What is certain is how little is certain at the moment as the COVID-19 shutdown continues at one level or another in multiple countries, and lockdown measures return in some places where they had previously been lifted as a result second spikes in the virus.

Even where live events are allowed to return, there remains much debate as to what social distancing rules will have to stay in place, and what impact that has on the nature and commercial viability of shows.

On top of all that, it’s still unknown how many consumers will be put off attending large gatherings even once they properly resume, and it remains to be seen to what extent possible increases in international travel and insurance costs impact on the profitability of live music events.

All of which is why Eavis – while still very much working on the assumption that his festival will return next year after a forced year off in 2020 – is nevertheless preparing himself for the worst.

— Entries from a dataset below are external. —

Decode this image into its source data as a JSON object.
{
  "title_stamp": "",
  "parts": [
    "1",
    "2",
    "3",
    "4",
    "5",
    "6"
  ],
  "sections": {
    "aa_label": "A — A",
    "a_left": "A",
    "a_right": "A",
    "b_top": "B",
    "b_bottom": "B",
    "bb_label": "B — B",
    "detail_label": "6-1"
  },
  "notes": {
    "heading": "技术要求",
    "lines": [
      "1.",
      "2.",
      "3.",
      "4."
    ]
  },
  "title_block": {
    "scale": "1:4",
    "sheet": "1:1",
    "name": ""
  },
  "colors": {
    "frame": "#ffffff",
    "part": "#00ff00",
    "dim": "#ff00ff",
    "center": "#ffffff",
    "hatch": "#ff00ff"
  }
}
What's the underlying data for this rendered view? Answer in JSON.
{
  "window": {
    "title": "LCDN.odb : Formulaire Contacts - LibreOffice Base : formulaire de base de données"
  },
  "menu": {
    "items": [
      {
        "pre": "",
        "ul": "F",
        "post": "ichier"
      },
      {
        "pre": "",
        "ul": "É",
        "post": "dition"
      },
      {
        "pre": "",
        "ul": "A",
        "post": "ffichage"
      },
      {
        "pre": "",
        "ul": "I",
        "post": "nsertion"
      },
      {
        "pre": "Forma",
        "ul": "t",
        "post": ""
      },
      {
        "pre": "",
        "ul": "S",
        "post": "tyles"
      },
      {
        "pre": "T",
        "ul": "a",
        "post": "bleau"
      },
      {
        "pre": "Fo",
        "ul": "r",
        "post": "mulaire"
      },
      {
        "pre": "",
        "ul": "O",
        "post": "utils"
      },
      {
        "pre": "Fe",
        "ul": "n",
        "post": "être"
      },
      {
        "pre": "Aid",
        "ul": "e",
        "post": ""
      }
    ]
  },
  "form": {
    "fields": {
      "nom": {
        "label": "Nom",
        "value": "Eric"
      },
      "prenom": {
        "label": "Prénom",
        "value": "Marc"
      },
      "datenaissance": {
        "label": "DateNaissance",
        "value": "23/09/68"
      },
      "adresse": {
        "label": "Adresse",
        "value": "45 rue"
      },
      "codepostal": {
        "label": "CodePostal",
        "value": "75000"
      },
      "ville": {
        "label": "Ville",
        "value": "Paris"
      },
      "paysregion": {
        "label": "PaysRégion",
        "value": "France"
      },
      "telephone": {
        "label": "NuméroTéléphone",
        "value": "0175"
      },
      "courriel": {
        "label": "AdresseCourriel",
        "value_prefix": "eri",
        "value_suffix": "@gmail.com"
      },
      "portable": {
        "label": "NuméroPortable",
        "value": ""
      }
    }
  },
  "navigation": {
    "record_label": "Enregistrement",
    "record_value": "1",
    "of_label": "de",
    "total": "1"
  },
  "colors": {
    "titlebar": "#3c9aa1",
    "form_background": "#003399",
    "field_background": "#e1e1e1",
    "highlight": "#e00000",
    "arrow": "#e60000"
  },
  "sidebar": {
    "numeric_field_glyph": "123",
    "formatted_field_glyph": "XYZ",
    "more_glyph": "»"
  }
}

In an interview with ITV News he mused that while outdoor events for around 500 people may be entirely possible even with social distancing rules in place, an event with 250,000 attendees poses all sorts of extra challenges.

“I’m still hoping I’m going to be running next year and I’m going to be moving heaven and earth to make sure that we do”, he went on. “But that doesn’t mean it will necessarily happen”. Thinking that a return to norm in 2021 is assured “is just wishful thinking, really”, he added.

However, even if the worst does happen, he now seems certain that his festival can weather the COVID-19 storm, despite previously telling The Guardian that a second cancellation in 2021 would likely bankrupt his event.

Asked in the new interview whether he worries about the future of the Glastonbury Festival, he says “I am confident that it will survive”, adding “it will come back – probably stronger actually”.

However, while stressing again that work very much continues for a 2021 edition, he nevertheless reiterated, “the only certainty I think is the year after, 2022, to be perfectly candid, so we might have to wait for two years maybe”.